Unfortunately, in the average North American, because there is so much sugar consumed and available in the body, not all of it can be used as energy.  Therefore, the body must do something with the excess sugar.  It is stored as fat.

Sugar and Diabetes

The need for your body to move sugar into the cells for energy, rather than leave it in the bloodstream, requires the hormone Insulin to move sugar across the cell membrane.  Insulin, produced by the pancreas, binds to insulin receptors on the cell membrane, to bring sugar into the cells to be converted into energy.  While this system is effective to a point, the constant bombardment of sugar, and elevation of Insulin, eventually causes the Insulin receptors to burn out … elevating blood sugar and causing Type 2 Diabetes and ultimately, some or all of its complications: vision damage, kidney dysfunction, heart disease, neurological paraesthesias in the body, and poor healing of wounds, which can lead to amputations of limbs.

Now, for the good news.

Replace Sugar with Healthy Fat

In the Advanced Nutrition Plan spelled out in my book, Maximized Living Nutrition Plans, I spell out the importance of replacing sugars with healthy fats to manage and reverse Type 2 Diabetes.

Research that has made headlines in recent months has supported this:

Dr. Mònica Bulló, of the human nutrition unit at Virgili University in Reus, Spain, reported on the potential benefits of pistachio nuts and almonds at the 2014 European Congress on Obesity.[i]

Dr. Sze Yen Tan, of the department of nutrition science at Purdue University, also presented at the conference that the “inclusion of 43 grams of almonds into a daily diet, especially as snacks, may help to moderate glycemia without promoting weight gain.”

A recent article in The Lancet supported the benefits of consuming saturated fats from dairy in lowering Type 2 Diabetes.

Pesticides and Type 2 Diabetes

I recommend a comprehensive detoxification for everyone, particularly those dealing with Type 2 Diabetes.  We have learned that, in addition to toxic sugar, there are toxic chemical contributors to the disease, including pesticides.[ii, iiiiv]

Type 2 Diabetes: A Central Nervous System Etiology

As a Doctor of Chiropractic, I have also witnessed many patients who have improved the health of their spines to subsequently see their diabetes labs improve as well.  (Check out Ken’s amazing story!)

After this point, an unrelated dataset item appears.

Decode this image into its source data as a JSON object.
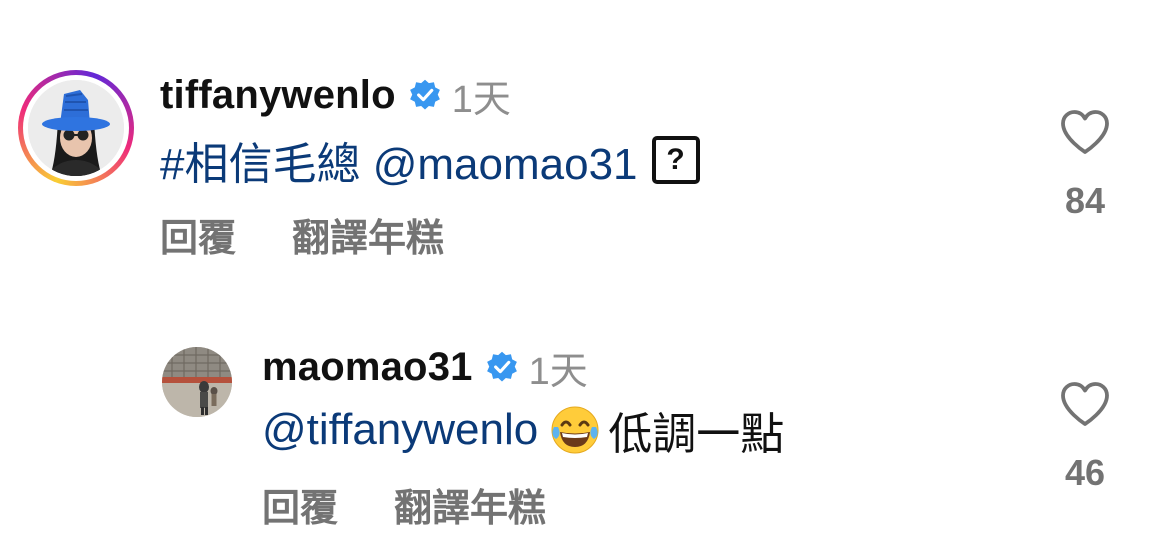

Research from Surgical Neurology International has demonstrated the association between the central nervous system and Diabetes: “Arterial compression of the right anterolateral medulla appears to be a factor in the etiology of type 2 diabetes mellitus.”  Certainly, specific chiropractic adjustments to improve alignment in the upper cervical spine would contribute to microvascular decompression hypothesized by the journal to be effective in treating non-obese Type 2 Diabetes patients.

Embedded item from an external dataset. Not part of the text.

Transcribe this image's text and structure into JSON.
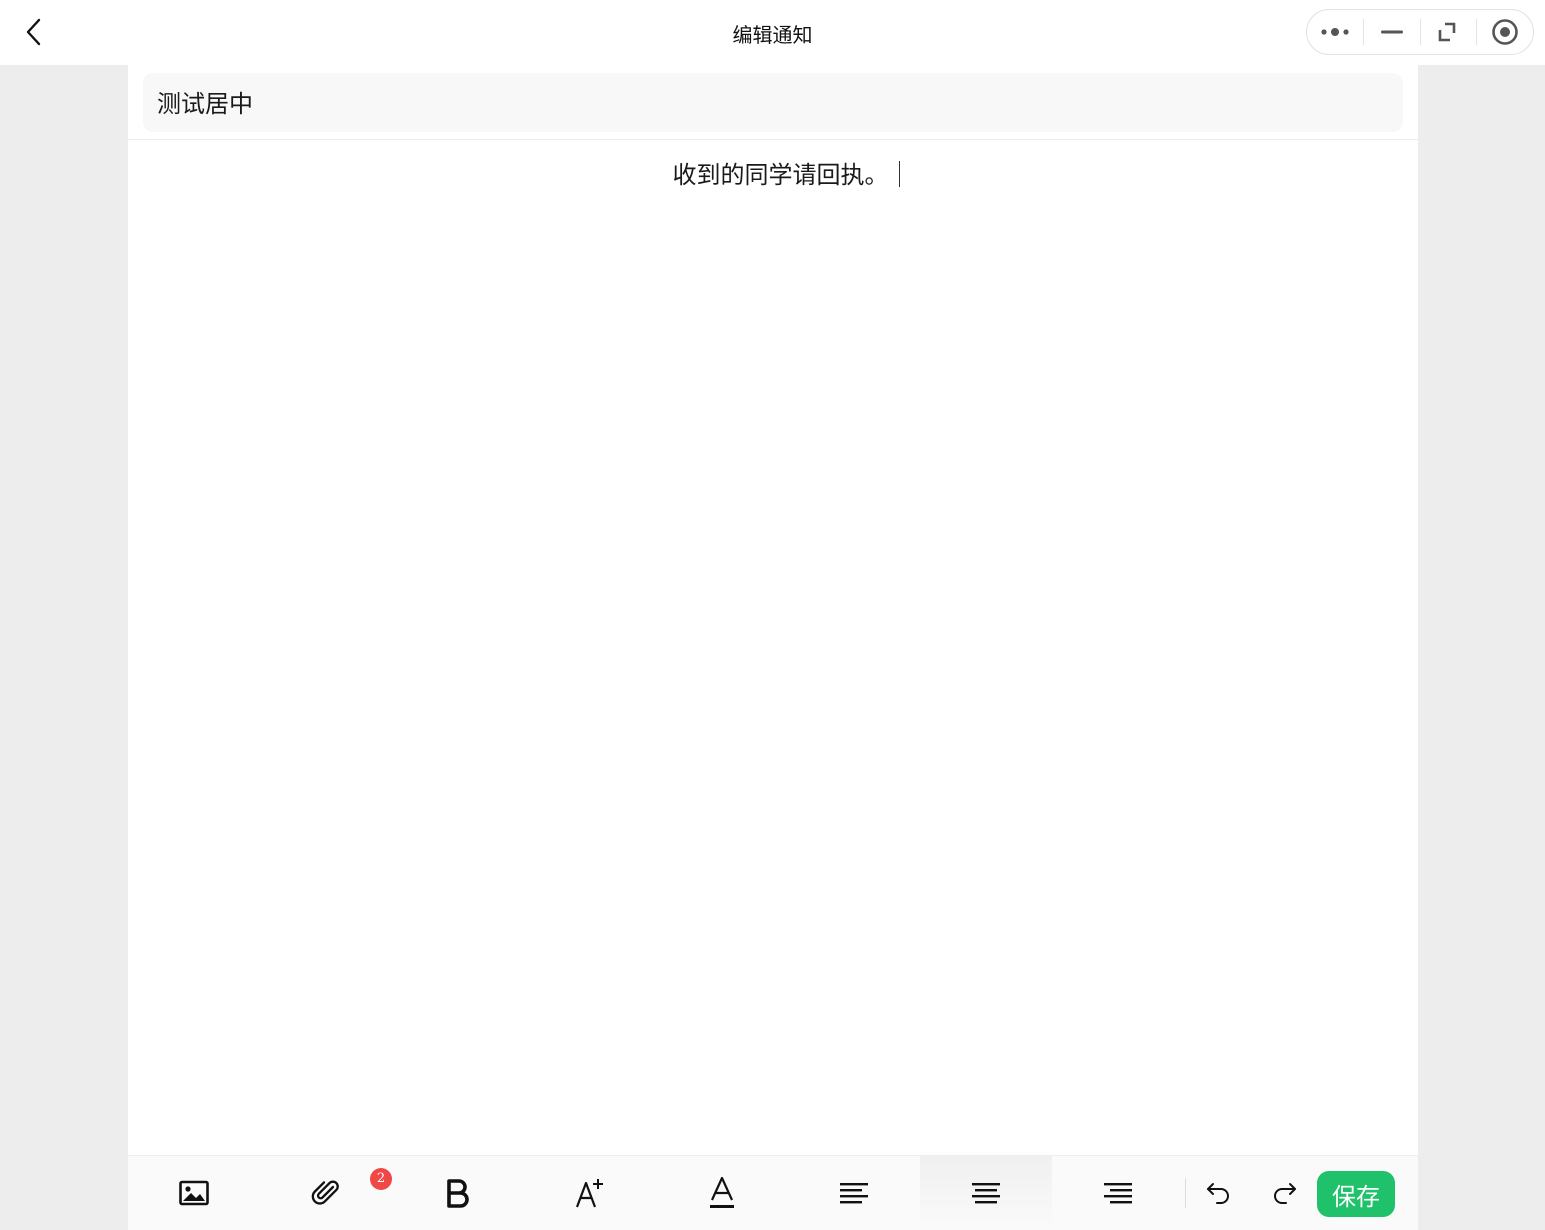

Start Today

Though there are many factors at play in the development of Type 2 Diabetes, the easiest thing you can do today is to start enjoying the vast selection of sugar-free desserts and advanced plan meals you’ll find here on my website.

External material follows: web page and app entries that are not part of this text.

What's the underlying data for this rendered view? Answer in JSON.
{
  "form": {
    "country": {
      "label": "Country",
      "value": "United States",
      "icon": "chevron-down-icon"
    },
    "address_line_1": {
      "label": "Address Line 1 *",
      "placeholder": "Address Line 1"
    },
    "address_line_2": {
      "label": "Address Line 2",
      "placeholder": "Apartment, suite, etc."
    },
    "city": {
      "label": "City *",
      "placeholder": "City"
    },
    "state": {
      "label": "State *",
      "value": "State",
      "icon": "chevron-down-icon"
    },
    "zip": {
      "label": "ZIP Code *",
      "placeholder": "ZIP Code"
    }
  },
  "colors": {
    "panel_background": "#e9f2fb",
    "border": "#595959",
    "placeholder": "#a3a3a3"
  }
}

Questions?  Please leave them in the comments below.


[i] 2014 European Congress on Obesity. Abstract T5:OS2.3, presented May 31, 2014.

Diabetes and Obesity: A Growing Concern

 

Dr. B.J. Hardick

About Dr. B.J. Hardick

Raised in a holistic family, Dr. B.J. Hardick is an organic food fanatic, green living aficionado, and has spent the majority of his life working in natural health care. In 2009, he wrote his first book, Maximized Living Nutrition Plans, which has now been used professionally in over 500 health clinics. Dr. Hardick regularly blogs healthy recipes and holistic health articles on his own website, DrHardick.com, and speaks to numerous professional and public audiences every year. In his spare time, he invests his keen interest in sustainable living into urban development in his hometown of London, Ontario. Learn More